» **WORK ORDER**
Copy every record exactly. Nothing may be skipped.

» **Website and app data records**
^^^^

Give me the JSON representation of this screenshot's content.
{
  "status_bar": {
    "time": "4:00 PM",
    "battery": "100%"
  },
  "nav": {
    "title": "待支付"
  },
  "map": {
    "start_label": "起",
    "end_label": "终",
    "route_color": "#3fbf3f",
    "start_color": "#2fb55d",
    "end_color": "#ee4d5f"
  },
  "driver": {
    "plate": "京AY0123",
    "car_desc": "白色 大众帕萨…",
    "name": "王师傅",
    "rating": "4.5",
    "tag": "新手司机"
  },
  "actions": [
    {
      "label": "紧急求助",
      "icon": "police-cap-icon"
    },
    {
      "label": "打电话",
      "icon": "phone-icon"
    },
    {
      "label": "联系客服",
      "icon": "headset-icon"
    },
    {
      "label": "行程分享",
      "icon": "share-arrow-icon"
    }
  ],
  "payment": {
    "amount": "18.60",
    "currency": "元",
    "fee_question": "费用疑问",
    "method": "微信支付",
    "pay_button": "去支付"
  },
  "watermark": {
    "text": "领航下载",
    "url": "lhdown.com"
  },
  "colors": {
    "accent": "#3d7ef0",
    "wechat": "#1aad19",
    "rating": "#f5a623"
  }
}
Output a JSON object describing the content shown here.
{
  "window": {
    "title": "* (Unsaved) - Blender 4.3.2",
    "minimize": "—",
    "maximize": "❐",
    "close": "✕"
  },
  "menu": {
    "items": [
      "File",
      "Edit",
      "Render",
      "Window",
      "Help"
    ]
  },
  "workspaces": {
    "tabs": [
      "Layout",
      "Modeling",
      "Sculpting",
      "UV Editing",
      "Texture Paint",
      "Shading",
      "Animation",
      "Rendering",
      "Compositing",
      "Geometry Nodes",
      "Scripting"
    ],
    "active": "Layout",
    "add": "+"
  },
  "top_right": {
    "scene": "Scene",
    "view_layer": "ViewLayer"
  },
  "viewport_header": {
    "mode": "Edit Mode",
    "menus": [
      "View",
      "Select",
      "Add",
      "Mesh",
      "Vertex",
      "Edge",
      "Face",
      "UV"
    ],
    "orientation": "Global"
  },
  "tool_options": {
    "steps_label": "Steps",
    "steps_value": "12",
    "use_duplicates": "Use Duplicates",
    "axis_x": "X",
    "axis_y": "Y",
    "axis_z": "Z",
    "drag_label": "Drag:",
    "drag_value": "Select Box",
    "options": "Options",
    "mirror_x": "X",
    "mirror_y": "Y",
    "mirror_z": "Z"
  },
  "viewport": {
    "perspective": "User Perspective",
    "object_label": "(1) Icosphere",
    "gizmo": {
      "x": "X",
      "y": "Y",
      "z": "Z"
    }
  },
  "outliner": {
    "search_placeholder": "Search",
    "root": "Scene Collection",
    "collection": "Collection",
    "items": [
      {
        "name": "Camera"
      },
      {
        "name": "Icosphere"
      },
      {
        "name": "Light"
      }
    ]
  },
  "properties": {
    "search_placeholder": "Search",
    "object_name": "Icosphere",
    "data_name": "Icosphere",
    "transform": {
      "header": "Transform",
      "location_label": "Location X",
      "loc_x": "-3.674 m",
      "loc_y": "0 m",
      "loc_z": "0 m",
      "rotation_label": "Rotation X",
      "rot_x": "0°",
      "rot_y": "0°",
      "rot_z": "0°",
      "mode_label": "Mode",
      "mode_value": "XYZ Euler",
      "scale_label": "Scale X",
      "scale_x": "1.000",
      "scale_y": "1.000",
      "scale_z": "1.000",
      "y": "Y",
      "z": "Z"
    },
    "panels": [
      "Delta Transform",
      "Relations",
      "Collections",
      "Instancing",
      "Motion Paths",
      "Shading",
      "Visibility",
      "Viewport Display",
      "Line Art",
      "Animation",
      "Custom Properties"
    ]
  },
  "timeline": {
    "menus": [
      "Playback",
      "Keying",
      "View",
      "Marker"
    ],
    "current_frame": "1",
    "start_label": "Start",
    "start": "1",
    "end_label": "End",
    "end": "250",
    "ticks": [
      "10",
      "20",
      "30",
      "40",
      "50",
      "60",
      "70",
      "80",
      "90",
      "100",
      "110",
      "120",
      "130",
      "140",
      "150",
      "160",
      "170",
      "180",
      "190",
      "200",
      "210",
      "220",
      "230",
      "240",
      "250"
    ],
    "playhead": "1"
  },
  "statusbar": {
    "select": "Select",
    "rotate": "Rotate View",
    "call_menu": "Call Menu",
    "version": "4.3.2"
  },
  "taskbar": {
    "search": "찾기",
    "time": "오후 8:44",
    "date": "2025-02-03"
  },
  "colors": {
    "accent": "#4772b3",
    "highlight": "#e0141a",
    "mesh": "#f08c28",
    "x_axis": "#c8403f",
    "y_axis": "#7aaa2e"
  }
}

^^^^

» **RESULT OF THIS EXERCISE**
Give me the JSON representation of this screenshot's content.
{
  "status_bar": {
    "time": "4:00 PM",
    "battery": "100%"
  },
  "nav": {
    "title": "待支付"
  },
  "map": {
    "start_label": "起",
    "end_label": "终",
    "route_color": "#3fbf3f",
    "start_color": "#2fb55d",
    "end_color": "#ee4d5f"
  },
  "driver": {
    "plate": "京AY0123",
    "car_desc": "白色 大众帕萨…",
    "name": "王师傅",
    "rating": "4.5",
    "tag": "新手司机"
  },
  "actions": [
    {
      "label": "紧急求助",
      "icon": "police-cap-icon"
    },
    {
      "label": "打电话",
      "icon": "phone-icon"
    },
    {
      "label": "联系客服",
      "icon": "headset-icon"
    },
    {
      "label": "行程分享",
      "icon": "share-arrow-icon"
    }
  ],
  "payment": {
    "amount": "18.60",
    "currency": "元",
    "fee_question": "费用疑问",
    "method": "微信支付",
    "pay_button": "去支付"
  },
  "watermark": {
    "text": "领航下载",
    "url": "lhdown.com"
  },
  "colors": {
    "accent": "#3d7ef0",
    "wechat": "#1aad19",
    "rating": "#f5a623"
  }
}
Output a JSON object describing the content shown here.
{
  "window": {
    "title": "* (Unsaved) - Blender 4.3.2",
    "minimize": "—",
    "maximize": "❐",
    "close": "✕"
  },
  "menu": {
    "items": [
      "File",
      "Edit",
      "Render",
      "Window",
      "Help"
    ]
  },
  "workspaces": {
    "tabs": [
      "Layout",
      "Modeling",
      "Sculpting",
      "UV Editing",
      "Texture Paint",
      "Shading",
      "Animation",
      "Rendering",
      "Compositing",
      "Geometry Nodes",
      "Scripting"
    ],
    "active": "Layout",
    "add": "+"
  },
  "top_right": {
    "scene": "Scene",
    "view_layer": "ViewLayer"
  },
  "viewport_header": {
    "mode": "Edit Mode",
    "menus": [
      "View",
      "Select",
      "Add",
      "Mesh",
      "Vertex",
      "Edge",
      "Face",
      "UV"
    ],
    "orientation": "Global"
  },
  "tool_options": {
    "steps_label": "Steps",
    "steps_value": "12",
    "use_duplicates": "Use Duplicates",
    "axis_x": "X",
    "axis_y": "Y",
    "axis_z": "Z",
    "drag_label": "Drag:",
    "drag_value": "Select Box",
    "options": "Options",
    "mirror_x": "X",
    "mirror_y": "Y",
    "mirror_z": "Z"
  },
  "viewport": {
    "perspective": "User Perspective",
    "object_label": "(1) Icosphere",
    "gizmo": {
      "x": "X",
      "y": "Y",
      "z": "Z"
    }
  },
  "outliner": {
    "search_placeholder": "Search",
    "root": "Scene Collection",
    "collection": "Collection",
    "items": [
      {
        "name": "Camera"
      },
      {
        "name": "Icosphere"
      },
      {
        "name": "Light"
      }
    ]
  },
  "properties": {
    "search_placeholder": "Search",
    "object_name": "Icosphere",
    "data_name": "Icosphere",
    "transform": {
      "header": "Transform",
      "location_label": "Location X",
      "loc_x": "-3.674 m",
      "loc_y": "0 m",
      "loc_z": "0 m",
      "rotation_label": "Rotation X",
      "rot_x": "0°",
      "rot_y": "0°",
      "rot_z": "0°",
      "mode_label": "Mode",
      "mode_value": "XYZ Euler",
      "scale_label": "Scale X",
      "scale_x": "1.000",
      "scale_y": "1.000",
      "scale_z": "1.000",
      "y": "Y",
      "z": "Z"
    },
    "panels": [
      "Delta Transform",
      "Relations",
      "Collections",
      "Instancing",
      "Motion Paths",
      "Shading",
      "Visibility",
      "Viewport Display",
      "Line Art",
      "Animation",
      "Custom Properties"
    ]
  },
  "timeline": {
    "menus": [
      "Playback",
      "Keying",
      "View",
      "Marker"
    ],
    "current_frame": "1",
    "start_label": "Start",
    "start": "1",
    "end_label": "End",
    "end": "250",
    "ticks": [
      "10",
      "20",
      "30",
      "40",
      "50",
      "60",
      "70",
      "80",
      "90",
      "100",
      "110",
      "120",
      "130",
      "140",
      "150",
      "160",
      "170",
      "180",
      "190",
      "200",
      "210",
      "220",
      "230",
      "240",
      "250"
    ],
    "playhead": "1"
  },
  "statusbar": {
    "select": "Select",
    "rotate": "Rotate View",
    "call_menu": "Call Menu",
    "version": "4.3.2"
  },
  "taskbar": {
    "search": "찾기",
    "time": "오후 8:44",
    "date": "2025-02-03"
  },
  "colors": {
    "accent": "#4772b3",
    "highlight": "#e0141a",
    "mesh": "#f08c28",
    "x_axis": "#c8403f",
    "y_axis": "#7aaa2e"
  }
}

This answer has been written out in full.